Monday, July 26, 2010

Why I love Twitter (and macaroons)

Oh sweet Jesus, these are the best macaroons I've ever had & I've been to France! Thanks to Twitter and @dannymacaroons, I got to enjoy them!

After Amy, a food blogger I follow (@amyblogschow), tweeted about eating "surprisingly moist" salted caramel macaroons, and letting me know that they're from Danny Macaroons and are available locally, I immediately had to go out & get some. I love me some salted chocolate and salted caramel so I had to try them. Dan saw Amy's tweet to me and replied letting me know that he just dropped off fresh batches around the city. After walking 15 minutes to the closest coffeeshop listed as a seller, they tell me they're out and they've suspended their shipment. Well, boo!

I tweeted back to Dan & what ends up happening is a bunch of back-and-forth emails with him and he makes plans with me to hand deliver not only some salted caramel macaroons, but an assortment of plain & chocolate covered ones as well.

This evening, Dan was waiting outside of my office and pulled out a six-piece bag of macaroons from his cooler. While he tells me about himself and his business - Dan's been in business for 4 months and makes the macaroons himself in Spanish Harlem - I bit into the salted caramel macaroon and it was an explosion of flavors: sweet, salty, coconuty, and very, very moist. (I was tempted to take a picture of him, but I was busy eating.)

However, the best was yet to come. On the train ride home, I tried a plain macaroon. Holy cow, I went bananas on the train: this was the best macaroon I've ever eaten! Ever! Again, super moist, sweet but not overpowering, coconut perfectly shredded. I was all moaning and picking off the pieces that fell on my shirt and in the crook of my arm and shoving it into my mouth like some out of control person. It was that good!

So, if you're a fan of macaroons, find a shop that carries them (but call first, just in case).

If it wasn't for Twitter, I wouldn't have had the best damn macaroons I've ever tasted. Now I got to control myself to not eat the four macaroons I have left tonight. I haven't even tried the chocolate one yet!!

Sunday, July 4, 2010

The Writer & the Reader

I'm reading a bunch of non-fiction stories a friend of mine gave me to read. I've been sitting on it for months now, much to my embarrassment, and every once in a while, she'd ask me if I've read them yet.

Truth be told, it makes me a pretty lousy friend that I've dragged my feet in reading them, and I'm direct enough to admit that to her.
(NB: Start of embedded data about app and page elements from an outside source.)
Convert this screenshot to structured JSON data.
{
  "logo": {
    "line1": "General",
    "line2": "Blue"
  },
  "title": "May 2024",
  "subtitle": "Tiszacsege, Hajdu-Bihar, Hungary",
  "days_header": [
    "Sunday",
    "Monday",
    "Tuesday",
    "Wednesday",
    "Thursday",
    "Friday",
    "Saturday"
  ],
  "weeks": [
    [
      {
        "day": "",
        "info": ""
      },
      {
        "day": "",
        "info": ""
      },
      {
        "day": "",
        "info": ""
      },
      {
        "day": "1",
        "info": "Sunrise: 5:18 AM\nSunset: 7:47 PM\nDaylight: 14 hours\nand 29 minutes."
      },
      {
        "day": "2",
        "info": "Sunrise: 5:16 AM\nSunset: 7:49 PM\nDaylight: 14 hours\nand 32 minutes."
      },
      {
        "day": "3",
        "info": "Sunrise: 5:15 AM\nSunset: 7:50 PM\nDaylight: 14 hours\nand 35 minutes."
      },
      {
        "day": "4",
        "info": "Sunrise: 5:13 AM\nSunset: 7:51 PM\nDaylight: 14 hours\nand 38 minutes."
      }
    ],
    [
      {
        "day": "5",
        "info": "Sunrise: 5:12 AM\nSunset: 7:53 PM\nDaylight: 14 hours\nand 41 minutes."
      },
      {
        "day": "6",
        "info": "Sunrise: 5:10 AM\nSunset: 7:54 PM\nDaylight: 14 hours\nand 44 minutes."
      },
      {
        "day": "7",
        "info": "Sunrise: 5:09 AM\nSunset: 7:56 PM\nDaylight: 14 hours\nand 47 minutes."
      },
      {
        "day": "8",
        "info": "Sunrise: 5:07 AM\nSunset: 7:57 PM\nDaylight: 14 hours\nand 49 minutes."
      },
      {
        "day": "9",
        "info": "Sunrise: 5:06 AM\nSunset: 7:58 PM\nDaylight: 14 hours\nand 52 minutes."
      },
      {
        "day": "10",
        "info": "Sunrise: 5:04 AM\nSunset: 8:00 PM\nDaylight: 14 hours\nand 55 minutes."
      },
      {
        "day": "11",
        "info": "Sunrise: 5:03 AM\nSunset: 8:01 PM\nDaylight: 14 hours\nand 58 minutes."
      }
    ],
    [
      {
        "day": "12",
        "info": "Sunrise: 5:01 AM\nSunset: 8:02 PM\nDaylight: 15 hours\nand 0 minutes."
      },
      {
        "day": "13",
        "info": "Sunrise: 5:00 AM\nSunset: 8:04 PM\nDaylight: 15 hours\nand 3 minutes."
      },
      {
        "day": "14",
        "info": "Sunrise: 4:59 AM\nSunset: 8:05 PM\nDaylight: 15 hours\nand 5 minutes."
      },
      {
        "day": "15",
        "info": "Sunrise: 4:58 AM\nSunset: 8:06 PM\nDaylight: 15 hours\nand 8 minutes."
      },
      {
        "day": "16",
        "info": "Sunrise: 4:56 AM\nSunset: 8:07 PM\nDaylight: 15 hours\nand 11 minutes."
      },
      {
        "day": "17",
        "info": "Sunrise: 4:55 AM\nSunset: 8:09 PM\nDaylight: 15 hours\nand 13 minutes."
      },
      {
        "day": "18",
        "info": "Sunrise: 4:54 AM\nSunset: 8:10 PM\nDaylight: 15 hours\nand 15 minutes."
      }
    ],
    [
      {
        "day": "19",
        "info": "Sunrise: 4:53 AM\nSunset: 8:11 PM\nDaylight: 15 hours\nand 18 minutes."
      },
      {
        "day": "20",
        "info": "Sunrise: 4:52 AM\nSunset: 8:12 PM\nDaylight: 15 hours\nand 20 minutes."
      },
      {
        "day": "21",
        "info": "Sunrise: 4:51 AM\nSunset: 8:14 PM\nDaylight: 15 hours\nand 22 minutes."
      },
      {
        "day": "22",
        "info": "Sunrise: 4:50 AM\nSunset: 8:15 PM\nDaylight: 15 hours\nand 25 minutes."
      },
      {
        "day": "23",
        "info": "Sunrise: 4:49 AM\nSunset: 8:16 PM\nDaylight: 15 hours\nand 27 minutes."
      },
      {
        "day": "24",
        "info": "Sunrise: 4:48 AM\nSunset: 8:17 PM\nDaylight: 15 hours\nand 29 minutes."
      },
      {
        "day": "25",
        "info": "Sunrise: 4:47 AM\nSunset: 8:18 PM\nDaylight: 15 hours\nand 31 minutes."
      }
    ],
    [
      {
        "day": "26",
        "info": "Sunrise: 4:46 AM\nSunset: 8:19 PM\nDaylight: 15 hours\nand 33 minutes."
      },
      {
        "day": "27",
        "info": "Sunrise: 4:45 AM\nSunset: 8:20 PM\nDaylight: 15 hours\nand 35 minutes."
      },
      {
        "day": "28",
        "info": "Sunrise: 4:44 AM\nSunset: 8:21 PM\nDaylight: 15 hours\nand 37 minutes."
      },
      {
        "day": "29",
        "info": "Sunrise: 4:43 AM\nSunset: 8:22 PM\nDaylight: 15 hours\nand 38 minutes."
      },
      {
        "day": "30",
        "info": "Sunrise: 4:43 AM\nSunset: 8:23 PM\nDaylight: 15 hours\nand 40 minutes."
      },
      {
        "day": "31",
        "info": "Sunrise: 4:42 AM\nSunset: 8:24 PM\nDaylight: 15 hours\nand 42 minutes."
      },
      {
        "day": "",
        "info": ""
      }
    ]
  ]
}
She laughs it off, but in her questioning she betrays a bit of hurt over it. I can't blame her. I remember what it's like, cautiously awaiting the moment when I'd hear the opinions of the people I respected who were given a copy of a poem or story I had written.

One reason it took a while for me to get to her stories was a fear they wouldn't be good and having to lie about it. My friend is pretty smart and knows it. This combination can produce self-conscious writing or writing suffering of egoism. If I encountered that kind of writing, the friendship would be in jeopardy and I didn't want to deal with any of that.

When I stopped writing, it was for a combination of many reasons, one of which was the isolation of the activity. I didn't want to continue to engage in activities that necessitated being alone. But, sitting here in the park with her stories spread out around my towel, I remembered: Writing is meant to be shared and enjoyed. It is a piece of you given to others, something internal made external. I've been so concerned in indulging myself further in isolation I've all but abandoned writing, but I've forgotten the vulnerability, beauty and bravery involved when you first share your work and how self-expression by its very nature requires someone to express to.

And, that was the other reason I was taking so long. She wanted me to see her and to know her and, because these stories were non-fiction and about her, what if I didn't like her?

I had nothing to worry about as her stories were well written, smart and enjoyable to read. I loved them and it reminded me of why were friends in the first place (I should have trusted my taste in friends). I cannot wait for her to return home from vacation and give her a hug and tell her how much I love her and her stories.

Something else came out of this experience reading her stories in the park, alone, on the fourth of July surrounded by crowds of people picnicking and enjoying games and food: perhaps I can cut myself some slack about being too isolated, forgive myself for being a bit of a loner, write some more, and remember that the act of sharing my writing is an act of sharing my self.